(Data entries)
-------
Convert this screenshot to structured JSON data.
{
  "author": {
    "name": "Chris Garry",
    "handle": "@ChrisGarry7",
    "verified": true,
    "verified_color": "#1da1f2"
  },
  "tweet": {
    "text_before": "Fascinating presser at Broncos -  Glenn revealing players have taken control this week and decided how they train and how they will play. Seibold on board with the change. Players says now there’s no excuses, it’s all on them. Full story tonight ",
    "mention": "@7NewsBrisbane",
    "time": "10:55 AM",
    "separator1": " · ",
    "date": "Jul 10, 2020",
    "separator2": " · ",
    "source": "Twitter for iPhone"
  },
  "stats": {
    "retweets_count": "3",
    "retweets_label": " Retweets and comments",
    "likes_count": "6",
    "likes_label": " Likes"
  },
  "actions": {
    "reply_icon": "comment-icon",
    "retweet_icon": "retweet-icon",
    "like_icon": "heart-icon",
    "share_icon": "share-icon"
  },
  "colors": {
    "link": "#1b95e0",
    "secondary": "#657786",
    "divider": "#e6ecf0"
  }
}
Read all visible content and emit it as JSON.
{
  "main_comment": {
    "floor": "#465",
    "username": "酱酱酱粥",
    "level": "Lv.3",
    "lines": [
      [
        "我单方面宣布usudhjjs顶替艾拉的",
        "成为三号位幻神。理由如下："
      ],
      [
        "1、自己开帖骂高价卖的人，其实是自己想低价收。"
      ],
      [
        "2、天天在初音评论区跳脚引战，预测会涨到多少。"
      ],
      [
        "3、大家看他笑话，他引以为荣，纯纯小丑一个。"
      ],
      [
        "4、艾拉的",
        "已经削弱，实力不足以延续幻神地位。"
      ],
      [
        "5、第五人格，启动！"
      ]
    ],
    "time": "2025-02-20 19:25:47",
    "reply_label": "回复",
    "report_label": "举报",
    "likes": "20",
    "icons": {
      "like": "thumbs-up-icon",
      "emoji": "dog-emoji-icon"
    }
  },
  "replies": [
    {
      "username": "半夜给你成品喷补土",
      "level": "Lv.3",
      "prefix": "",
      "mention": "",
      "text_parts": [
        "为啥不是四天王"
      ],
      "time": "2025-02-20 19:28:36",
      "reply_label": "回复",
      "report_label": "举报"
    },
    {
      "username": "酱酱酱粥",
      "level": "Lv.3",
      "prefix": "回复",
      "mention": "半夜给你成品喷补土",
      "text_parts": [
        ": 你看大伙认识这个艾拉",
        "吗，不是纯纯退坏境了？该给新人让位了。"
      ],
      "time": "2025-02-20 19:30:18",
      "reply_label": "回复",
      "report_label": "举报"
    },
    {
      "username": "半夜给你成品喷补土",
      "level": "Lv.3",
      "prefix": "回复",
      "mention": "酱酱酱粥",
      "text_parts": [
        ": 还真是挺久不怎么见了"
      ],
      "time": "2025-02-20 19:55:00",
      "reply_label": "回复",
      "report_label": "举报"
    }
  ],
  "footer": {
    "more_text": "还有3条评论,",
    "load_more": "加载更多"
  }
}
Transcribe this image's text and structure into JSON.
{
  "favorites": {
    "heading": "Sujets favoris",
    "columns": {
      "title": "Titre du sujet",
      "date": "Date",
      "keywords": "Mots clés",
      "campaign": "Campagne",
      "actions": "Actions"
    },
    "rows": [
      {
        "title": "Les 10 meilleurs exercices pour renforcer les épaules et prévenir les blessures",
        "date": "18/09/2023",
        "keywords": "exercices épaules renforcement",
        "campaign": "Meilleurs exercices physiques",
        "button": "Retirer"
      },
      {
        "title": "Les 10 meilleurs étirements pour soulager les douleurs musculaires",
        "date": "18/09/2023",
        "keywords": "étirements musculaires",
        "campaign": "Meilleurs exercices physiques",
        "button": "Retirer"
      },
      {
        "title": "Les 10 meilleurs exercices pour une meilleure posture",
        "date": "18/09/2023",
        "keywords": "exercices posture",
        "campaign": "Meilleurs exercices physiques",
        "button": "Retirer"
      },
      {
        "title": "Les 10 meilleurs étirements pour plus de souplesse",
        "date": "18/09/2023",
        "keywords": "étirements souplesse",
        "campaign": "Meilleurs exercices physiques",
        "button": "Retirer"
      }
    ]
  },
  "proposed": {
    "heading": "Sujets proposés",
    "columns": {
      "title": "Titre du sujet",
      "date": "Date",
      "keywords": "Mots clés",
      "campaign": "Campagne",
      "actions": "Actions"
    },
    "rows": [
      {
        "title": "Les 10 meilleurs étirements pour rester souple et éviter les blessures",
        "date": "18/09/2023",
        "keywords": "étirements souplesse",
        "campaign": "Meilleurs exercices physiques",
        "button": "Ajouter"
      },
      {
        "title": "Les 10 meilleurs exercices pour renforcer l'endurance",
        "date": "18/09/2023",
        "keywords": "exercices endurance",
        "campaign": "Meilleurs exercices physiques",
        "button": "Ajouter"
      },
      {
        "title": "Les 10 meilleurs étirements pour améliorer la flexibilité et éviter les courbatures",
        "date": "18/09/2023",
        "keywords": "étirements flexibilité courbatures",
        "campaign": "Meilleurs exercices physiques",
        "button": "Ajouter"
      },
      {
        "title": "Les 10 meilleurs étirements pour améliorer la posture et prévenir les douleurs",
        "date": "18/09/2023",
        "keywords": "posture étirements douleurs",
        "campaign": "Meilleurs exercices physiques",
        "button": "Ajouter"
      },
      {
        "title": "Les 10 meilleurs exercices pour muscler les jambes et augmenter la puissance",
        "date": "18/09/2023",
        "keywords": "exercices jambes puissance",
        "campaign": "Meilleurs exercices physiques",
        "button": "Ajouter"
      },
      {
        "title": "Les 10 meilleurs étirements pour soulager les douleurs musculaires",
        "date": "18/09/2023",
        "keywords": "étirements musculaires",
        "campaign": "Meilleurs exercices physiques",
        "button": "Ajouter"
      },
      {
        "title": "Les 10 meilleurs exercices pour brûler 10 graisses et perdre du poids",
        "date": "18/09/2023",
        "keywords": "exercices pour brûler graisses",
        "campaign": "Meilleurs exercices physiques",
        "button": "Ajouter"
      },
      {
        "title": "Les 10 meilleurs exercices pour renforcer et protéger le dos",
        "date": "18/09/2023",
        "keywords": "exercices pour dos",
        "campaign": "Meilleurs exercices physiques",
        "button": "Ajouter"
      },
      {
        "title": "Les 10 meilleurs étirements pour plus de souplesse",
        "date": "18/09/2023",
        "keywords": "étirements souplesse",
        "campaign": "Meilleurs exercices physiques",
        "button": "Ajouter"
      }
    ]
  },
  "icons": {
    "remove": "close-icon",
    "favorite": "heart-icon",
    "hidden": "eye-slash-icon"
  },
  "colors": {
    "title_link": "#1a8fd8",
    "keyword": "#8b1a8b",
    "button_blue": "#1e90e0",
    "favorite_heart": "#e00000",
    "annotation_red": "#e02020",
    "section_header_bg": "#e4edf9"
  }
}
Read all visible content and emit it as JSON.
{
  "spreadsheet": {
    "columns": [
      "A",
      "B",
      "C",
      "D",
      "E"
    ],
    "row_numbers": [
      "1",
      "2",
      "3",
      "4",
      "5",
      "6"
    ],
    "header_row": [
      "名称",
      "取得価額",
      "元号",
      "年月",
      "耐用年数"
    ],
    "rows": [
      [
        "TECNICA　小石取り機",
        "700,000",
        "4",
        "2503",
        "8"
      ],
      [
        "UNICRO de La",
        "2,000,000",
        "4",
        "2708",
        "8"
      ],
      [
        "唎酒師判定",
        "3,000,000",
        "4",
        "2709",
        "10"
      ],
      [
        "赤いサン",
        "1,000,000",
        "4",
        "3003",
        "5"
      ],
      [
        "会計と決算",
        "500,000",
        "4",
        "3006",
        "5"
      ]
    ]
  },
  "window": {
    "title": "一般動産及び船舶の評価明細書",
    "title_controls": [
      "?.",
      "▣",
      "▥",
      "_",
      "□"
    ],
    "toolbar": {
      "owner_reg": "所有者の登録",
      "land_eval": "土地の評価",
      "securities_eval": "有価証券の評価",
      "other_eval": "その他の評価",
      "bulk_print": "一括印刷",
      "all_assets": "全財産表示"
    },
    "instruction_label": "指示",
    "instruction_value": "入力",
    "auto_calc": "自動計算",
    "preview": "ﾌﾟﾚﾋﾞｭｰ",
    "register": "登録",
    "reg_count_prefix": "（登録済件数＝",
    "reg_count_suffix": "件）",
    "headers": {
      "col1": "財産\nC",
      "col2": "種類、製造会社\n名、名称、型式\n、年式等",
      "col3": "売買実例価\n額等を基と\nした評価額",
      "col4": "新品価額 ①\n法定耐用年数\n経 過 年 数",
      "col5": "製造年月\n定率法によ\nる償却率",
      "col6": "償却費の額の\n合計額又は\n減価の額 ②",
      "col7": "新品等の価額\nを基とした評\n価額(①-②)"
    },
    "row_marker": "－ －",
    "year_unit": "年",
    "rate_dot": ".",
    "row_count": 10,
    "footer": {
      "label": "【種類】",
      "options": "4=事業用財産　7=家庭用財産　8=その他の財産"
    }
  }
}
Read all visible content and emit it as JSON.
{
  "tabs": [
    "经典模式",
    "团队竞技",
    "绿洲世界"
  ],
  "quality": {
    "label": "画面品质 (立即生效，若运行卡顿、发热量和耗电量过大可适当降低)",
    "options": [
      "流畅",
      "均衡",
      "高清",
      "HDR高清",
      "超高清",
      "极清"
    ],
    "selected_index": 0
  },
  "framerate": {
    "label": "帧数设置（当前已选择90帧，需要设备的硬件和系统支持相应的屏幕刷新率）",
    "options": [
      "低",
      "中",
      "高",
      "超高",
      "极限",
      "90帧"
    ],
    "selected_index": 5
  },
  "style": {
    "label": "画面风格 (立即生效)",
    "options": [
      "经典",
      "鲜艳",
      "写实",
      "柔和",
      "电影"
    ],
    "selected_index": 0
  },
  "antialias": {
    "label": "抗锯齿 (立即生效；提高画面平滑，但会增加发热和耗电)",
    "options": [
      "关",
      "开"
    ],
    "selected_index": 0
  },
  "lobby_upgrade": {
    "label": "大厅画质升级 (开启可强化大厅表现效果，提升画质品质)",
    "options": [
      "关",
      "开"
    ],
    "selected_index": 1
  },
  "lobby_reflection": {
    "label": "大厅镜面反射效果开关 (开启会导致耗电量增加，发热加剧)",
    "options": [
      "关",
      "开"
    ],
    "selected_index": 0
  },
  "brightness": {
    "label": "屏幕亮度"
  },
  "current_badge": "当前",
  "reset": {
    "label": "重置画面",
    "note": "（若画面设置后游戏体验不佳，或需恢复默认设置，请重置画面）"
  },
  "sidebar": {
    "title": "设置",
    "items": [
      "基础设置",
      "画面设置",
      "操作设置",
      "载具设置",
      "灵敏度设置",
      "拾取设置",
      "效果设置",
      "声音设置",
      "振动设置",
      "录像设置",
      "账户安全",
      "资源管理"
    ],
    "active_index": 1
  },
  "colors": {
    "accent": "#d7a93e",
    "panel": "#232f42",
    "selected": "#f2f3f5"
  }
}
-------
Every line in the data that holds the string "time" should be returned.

    "time": "10:55 AM",
    "time": "2025-02-20 19:25:47",
      "time": "2025-02-20 19:28:36",
      "time": "2025-02-20 19:30:18",
      "time": "2025-02-20 19:55:00",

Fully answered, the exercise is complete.